Buying Currency for Holiday: What You Need to Know and What Can Affect the Exchange Rate

On the face of it, buying currency for international holidays can seem like a straightforward process. You simply go to your bank or the airport exchange counter, buy the currency you need, and get on to the business of going on holiday, right? Yes, that's one approach, but things get more complicated when you look more closely.

When it comes to the currency exchange market, the devil is indeed in the details. In this post, we'll try to flesh out some of the most important ones. We'll start with the top five things you need to know to secure the best currency exchange rate and avoid foreign money transfer scams.

Five Things You Need to Know about Buying Holiday Currency

The following five bits of knowledge will give you a great place to start in acquainting yourself with the currency exchange market:
  1. It's always best to plan ahead.
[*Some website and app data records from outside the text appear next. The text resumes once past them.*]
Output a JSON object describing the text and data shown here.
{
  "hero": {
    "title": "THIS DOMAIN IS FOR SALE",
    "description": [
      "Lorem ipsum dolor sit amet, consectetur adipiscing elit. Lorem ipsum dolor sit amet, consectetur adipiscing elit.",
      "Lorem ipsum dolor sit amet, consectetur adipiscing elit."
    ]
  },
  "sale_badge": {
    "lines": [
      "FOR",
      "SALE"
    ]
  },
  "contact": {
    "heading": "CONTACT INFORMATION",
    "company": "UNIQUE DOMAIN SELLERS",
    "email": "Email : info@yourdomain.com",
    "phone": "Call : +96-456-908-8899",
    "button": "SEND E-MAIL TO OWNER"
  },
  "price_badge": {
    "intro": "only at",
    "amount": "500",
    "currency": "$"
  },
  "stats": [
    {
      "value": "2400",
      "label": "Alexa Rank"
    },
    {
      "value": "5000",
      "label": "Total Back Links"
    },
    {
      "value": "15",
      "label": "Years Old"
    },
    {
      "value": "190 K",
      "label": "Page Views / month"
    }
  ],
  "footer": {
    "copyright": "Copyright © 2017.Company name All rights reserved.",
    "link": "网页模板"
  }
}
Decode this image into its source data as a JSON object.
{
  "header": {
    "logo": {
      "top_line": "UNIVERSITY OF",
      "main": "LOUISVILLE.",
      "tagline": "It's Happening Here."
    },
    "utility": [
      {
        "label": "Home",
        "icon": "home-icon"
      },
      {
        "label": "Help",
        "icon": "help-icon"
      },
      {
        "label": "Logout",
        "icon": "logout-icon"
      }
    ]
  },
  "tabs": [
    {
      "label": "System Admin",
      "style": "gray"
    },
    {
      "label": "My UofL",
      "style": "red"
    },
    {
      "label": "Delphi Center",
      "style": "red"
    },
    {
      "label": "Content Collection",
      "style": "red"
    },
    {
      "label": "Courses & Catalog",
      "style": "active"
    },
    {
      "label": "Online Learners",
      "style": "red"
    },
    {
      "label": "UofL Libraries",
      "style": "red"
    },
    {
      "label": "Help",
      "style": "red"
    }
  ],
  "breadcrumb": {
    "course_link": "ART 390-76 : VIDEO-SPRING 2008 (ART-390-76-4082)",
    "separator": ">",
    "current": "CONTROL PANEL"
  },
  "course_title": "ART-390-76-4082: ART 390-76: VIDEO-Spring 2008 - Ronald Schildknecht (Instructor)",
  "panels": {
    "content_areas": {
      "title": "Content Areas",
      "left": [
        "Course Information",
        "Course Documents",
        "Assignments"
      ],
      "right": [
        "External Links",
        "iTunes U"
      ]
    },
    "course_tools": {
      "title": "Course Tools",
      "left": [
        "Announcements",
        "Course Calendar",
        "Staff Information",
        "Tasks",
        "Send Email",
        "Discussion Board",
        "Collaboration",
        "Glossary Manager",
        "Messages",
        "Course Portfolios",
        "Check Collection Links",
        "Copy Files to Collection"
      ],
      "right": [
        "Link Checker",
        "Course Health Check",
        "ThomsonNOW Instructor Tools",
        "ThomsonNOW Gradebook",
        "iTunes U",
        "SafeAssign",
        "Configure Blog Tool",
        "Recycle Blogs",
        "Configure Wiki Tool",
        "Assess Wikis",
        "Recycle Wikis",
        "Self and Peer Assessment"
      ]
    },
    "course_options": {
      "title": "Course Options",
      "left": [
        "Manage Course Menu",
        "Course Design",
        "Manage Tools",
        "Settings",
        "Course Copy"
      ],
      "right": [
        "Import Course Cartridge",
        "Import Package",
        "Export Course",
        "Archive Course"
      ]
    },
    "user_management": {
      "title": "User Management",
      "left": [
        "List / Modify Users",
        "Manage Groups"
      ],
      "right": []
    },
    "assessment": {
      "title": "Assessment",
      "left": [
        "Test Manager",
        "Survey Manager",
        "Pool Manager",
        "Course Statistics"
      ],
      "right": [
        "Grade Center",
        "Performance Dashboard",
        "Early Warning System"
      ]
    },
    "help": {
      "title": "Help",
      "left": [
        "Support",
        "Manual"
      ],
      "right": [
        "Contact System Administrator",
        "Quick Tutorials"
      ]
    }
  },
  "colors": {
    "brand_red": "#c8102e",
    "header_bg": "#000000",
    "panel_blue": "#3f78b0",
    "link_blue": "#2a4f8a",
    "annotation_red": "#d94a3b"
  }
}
Your currency purchase is an investment like any other. Therefore, it's imperative that you avoid making last-minute decisions when buying foreign currency for your holiday. With a little knowledge and diligence, you can give yourself the best chance of securing the best exchange rate.
  3. Although reliable institutions like your bank and the post office will work in a last-minute pinch, it's still best to avoid them if at all possible because they charge significantly higher rates than specialty firms like AIRGOFX.
  5. Ordering currency online is much cheaper than last minute exchanges at the airport. This is one of many reasons to plan ahead.
  7. Prepaid credit cards are a safe and convenient way to make purchases and withdraw necessary funds from ATMs overseas, but they can still be subject to fluctuating exchange rates. When purchasing or using a prepaid travel card, make sure you understand what exchange rate you're actually paying and if there are any additional hidden fees.
  9. Be on guard against dodgy overseas vendors who offer to bill you in your home currency. While seemingly convenient, the practice of 'dynamic currency conversion' often results in a much higher exchange rate. To prevent this, always insist on paying your bills in local currency.
  10. What Sorts of Things Affect the Exchange Rate?
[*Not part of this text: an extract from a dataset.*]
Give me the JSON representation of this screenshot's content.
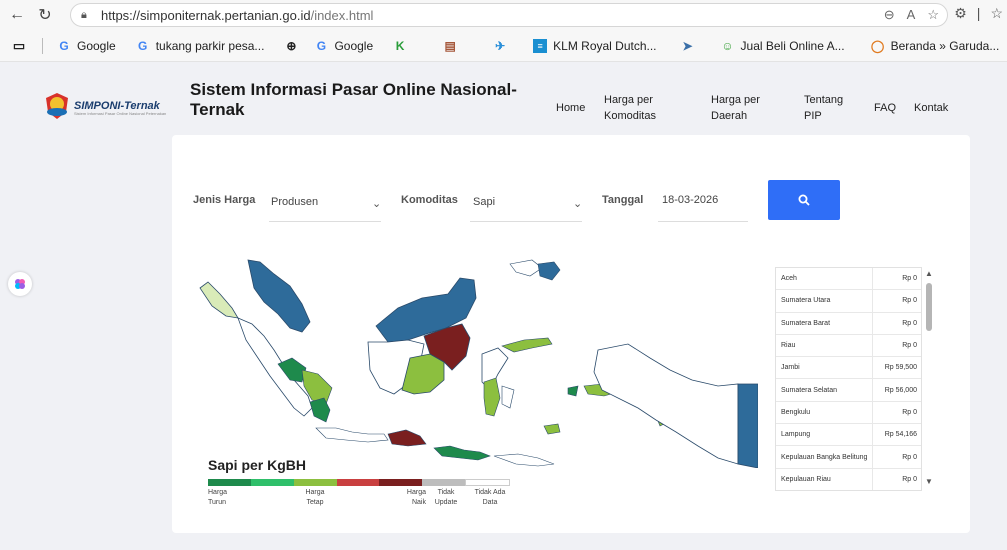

    As you probably know, the currency market does not play out in a vacuum. Just like any other investment or purchase, it's buffeted, sometimes violently, by a variety of complex factors. Obviously, a comprehensive discussion of these factors is well beyond the scope of this posting, but two of the most influential right now are the Brexit movement in the UK and the Trump phenomenon in the United States. Here's an overview of the effects that the Brexit and Trumpism are currently having on the world currency exchange market.

    The relationship between the Brexit and currency market has been complex, to say the least. The pound took a hard hit in the immediate aftermath of the Brexit vote before rebounding a bit a few weeks later. Then it declined sharply again and rose a bit, etc. No matter what the long term holds, the present situation seems clear. Whenever strong sentiment in favor of the Brexit is widespread, the pound seems to take a nosedive, especially when economic indicators in the Eurozone are strong.

    The best strategy involves patience and vigilance. This is where planning ahead truly comes to the fore, as you will benefit greatly by tracking the effects that the Brexit discourse is currently having on the exchange rate. Take right now, for instance. As of this writing, the pound is performing at an 8-year old against the euro. Depending on the size of your transaction, you could stand to lose hundreds of pounds if you exchanged for your holiday today. But this information only helps if you're both aware of it and prepared to wait for things to improve.

    Needless to say, the Trump presidency has sent chaotic ripples throughout the world's currency markets. While the American economy has been in reasonably good shape since Mr. Trump gained the presidency, his erratic leadership has had wildly vacillating effects on the dollar's performance against other currencies.

    Just like with the Brexit, vigilance is the key to capitalizing (or avoiding disaster) on the Trump presidency. Pay attention to what Mr. Trump is saying and doing on a week to week basis and make your decisions accordingly. A good rule of thumb might be something like this: strongly consider exchanging for the American dollar in the immediate aftermath of one of Trump's isolationist or trade-war tirades. You won't have to wait long.
    Published date: 27/10/2017